The linear Fresnel (pronounced Freh-nel) reflector is arguably the hottest new solar power technology being developed today—not only for its inventiveness, but the temperatures it can produce are upward around 800 degrees Celsius.

It’s the latest innovation in concentrating solar power (CSP) technologies, a family of approaches to providing solar energy for power utilities—we’re talking hundreds of megawatts as opposed to photo voltaic cells, which are ideal for small scale use in the kilowatt range. 

As a group, CSP technologies, also referred to as solar thermal technologies, rely on mirrors to reflect and concentrate solar radiation to generate heat. In turn, the heat is used to produce steam, which powers a turbine to produce electricity. CSPs are credited with solving the irregularity of solar power availability, which vacillates with cloud cover and nightfall. By converting solar power into thermal energy, it can be stored and deployed whenever needed. As the crowned king of solar thermal power, Fred Morse, says, “CSP is game-changing.”

Morse, who investigated the feasibility of solar power for President Nixon, and then managed solar within the Department of Energy for Carter and Regan, says power companies face a bleak road ahead, and would do well to look into CPS. Nuclear is expensive and has waste and storage problems. In the face of a carbon-constrained economy, coal has become difficult to finance. The price of natural gas has shot up and will always be subject to variability. Given those options solar thermal is looking increasingly attractive. As for the viability of the emerging linear Fresnel reflectors, Morse says, “The market will decide. The banks and the EPC contactors will decide. But the technology is wonderful.”

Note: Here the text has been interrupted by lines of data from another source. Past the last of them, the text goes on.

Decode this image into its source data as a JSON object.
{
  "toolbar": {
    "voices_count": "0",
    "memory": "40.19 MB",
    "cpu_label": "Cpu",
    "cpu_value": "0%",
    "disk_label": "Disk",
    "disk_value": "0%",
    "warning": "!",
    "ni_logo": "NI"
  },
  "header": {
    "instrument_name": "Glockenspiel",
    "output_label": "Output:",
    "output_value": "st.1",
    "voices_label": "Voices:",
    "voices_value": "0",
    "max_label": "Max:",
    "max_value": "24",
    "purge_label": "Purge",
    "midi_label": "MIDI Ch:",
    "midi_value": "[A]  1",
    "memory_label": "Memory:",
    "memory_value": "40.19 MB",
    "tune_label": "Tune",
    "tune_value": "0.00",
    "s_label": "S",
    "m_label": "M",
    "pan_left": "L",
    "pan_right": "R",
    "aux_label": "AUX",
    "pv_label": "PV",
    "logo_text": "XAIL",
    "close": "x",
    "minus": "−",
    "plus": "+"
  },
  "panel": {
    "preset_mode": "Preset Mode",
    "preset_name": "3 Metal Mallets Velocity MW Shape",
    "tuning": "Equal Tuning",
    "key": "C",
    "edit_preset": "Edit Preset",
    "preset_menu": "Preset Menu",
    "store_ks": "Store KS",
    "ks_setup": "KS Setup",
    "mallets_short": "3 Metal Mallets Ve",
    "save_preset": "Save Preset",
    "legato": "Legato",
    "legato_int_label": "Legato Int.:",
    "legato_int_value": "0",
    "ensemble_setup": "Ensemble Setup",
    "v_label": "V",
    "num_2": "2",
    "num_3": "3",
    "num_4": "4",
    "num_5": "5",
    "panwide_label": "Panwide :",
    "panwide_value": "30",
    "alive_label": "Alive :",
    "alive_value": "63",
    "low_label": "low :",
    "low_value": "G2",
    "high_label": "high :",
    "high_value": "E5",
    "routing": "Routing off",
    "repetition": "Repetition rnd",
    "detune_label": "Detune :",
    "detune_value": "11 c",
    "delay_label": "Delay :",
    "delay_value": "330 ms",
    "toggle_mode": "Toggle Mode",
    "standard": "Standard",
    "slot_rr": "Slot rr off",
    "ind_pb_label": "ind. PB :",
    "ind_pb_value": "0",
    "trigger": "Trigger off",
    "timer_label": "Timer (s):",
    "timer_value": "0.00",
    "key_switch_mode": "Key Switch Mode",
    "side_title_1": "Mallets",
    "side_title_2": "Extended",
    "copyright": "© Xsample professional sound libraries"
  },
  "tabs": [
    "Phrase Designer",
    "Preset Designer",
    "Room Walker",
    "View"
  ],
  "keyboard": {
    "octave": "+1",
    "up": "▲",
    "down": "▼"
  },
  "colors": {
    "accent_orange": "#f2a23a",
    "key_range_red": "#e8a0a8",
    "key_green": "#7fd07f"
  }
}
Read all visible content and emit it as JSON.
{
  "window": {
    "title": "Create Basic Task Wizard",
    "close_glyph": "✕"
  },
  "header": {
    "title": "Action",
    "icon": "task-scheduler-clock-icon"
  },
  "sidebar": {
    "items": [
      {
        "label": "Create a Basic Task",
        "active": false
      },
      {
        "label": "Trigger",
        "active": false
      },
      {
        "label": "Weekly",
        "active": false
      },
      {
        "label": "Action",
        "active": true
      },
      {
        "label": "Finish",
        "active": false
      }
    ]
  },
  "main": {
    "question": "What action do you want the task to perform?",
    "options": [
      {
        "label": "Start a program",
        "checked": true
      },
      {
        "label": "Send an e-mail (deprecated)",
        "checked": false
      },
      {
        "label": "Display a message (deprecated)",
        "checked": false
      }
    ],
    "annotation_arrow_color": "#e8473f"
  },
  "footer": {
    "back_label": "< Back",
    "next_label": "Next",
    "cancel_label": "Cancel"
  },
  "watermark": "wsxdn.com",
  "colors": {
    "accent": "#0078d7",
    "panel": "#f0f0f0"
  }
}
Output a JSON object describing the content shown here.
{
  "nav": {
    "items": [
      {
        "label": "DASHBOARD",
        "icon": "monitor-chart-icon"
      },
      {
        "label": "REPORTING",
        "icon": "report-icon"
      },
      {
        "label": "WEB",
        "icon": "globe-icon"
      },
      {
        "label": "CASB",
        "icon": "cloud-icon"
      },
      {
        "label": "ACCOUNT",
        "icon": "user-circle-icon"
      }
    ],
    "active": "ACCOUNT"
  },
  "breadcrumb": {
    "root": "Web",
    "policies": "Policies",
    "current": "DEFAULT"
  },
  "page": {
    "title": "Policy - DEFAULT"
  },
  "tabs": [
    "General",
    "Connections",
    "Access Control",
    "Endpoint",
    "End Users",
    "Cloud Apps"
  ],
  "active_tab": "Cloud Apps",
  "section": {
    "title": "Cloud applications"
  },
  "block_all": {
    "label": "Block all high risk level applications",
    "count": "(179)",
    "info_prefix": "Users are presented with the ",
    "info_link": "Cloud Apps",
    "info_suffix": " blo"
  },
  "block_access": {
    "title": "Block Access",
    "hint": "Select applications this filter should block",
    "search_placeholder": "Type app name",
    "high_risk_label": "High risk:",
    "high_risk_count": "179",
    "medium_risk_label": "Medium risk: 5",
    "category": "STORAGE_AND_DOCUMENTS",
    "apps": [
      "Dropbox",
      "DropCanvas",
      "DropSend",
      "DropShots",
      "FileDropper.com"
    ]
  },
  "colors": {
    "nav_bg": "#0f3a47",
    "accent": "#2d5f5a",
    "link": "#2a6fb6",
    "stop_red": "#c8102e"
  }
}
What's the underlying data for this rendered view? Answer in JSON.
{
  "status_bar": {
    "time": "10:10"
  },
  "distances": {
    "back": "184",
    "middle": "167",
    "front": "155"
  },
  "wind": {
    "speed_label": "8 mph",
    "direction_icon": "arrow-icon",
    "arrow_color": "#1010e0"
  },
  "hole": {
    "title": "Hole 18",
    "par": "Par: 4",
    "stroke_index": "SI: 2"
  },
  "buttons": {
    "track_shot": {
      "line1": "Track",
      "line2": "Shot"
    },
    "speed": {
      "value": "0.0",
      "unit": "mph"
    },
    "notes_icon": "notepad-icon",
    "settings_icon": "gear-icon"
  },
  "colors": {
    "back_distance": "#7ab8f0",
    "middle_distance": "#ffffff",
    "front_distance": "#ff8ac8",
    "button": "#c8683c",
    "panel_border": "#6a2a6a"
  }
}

Linear Fresnel reflectors differ from other CSPs in that their long, low mirrors reflect sunlight onto a single, horizontal tubular receiver, where as other CSPs require multiple receivers. Developers of the Fresnel technology say their strategy lowers costs (all the CSP technologies are aiming for .10 cents a kilowatt hour). Linear Fresnel reflectors also require fewer acres because more mirrors can be squeezed onto a smaller parcel of land. And significantly, they can produce high temperatures, which leads to a more efficient conversion of sunlight into electricity.

“There are some real innovations there,” says Travis Bradford, the founder and president of the Prometheus Institute, a non-partisan group devoted to researching the solar energy industry. “But this is an evolutionary change, not a revolutionary change.”

Tell that to the handful of companies developing the technology. They appear (and not surprisingly) fairly confident they’ve cast the key to our energy future. The privately held company Ausra, which received funding from renowned Silicon Valley venture capitalist Vinod Khosla, produced a study showing that “over 90 percent of the U.S. electric grid and auto fleet's energy needs could be met by solar thermal power.”

At the end of June, Ausra opened a reflector production facility in Las Vegas, Nevada, with Senate majority leader Harry Reid (D-NV) in attendance at the launch ceremonies. The site will manufacture hardware for the 177 megawatt plant it plans to build in San Luis Obispo County, California, with a power purchase agreement from the state’s Pacific Gas and Electric Company. It says it will begin providing electricity for some 120,000 homes by 2010.

Also last month, the German company Solar Power Group announced it would build a 10 megawatt plant in Gotarrendura, Spain, using its linear Fresnel reflector technology. And a third player in the CSP market, SkyFuel, received a $435,000 grant from the Department of Energy in November, to pursue Linear Power Tower technology—its trademarked version of Fresnel.

Two variables distinguish these CSP solar power companies from one another. First, not all mirrors reflect equally. Second, not all fluids successfully heat to the same temperatures. Linear Fresnel engineers are jockeying to maximize output and patent the resulting techniques.

“What’s revolutionary from our perspective,” says SkyFuel president and CEO Arnold Leitner, “is that we are able now to form high-precision mirrors on any focal length to let the linear Fresnel system reach a high temperature. That has not been possible until a few years ago.”

Leitner, clearly passionate about the technology, explains with exuberance that because the receiver tube is large and stationary, “It allows you to introduce molten salt as the heat transfer fluid.” Molten salt, a mixture of nitrates, becomes liquid when heated and can withstand temperatures well above 400 degrees Celsius. “This has never been done before and the DOE recognizes that there has been a paradigm shift in the materials available,” says Leitner.

But from an outside perspective, technology is only one of many hurdles these companies must clear. Bradford says, “They still need to build these things. And to do that they not only have to get the technology right, they have to get the financing. They have to get utility companies that are going to take their electricity. They’ve got to get insurance and permits…it’s hard to do all this stuff.”

It would seem then what’s needed is the will to conquer the bureaucracy, woo partners, and master the technology. Leitner just may have energy enough to do all three.

Story by Victoria Schlesinger. This article originally appeared in "Plenty" in July 2008.

Copyright Environ Press 2008

Solar thermal power just got hotter
Figuring out how to supply power utilities with solar energy from Fresnel technology will change our future.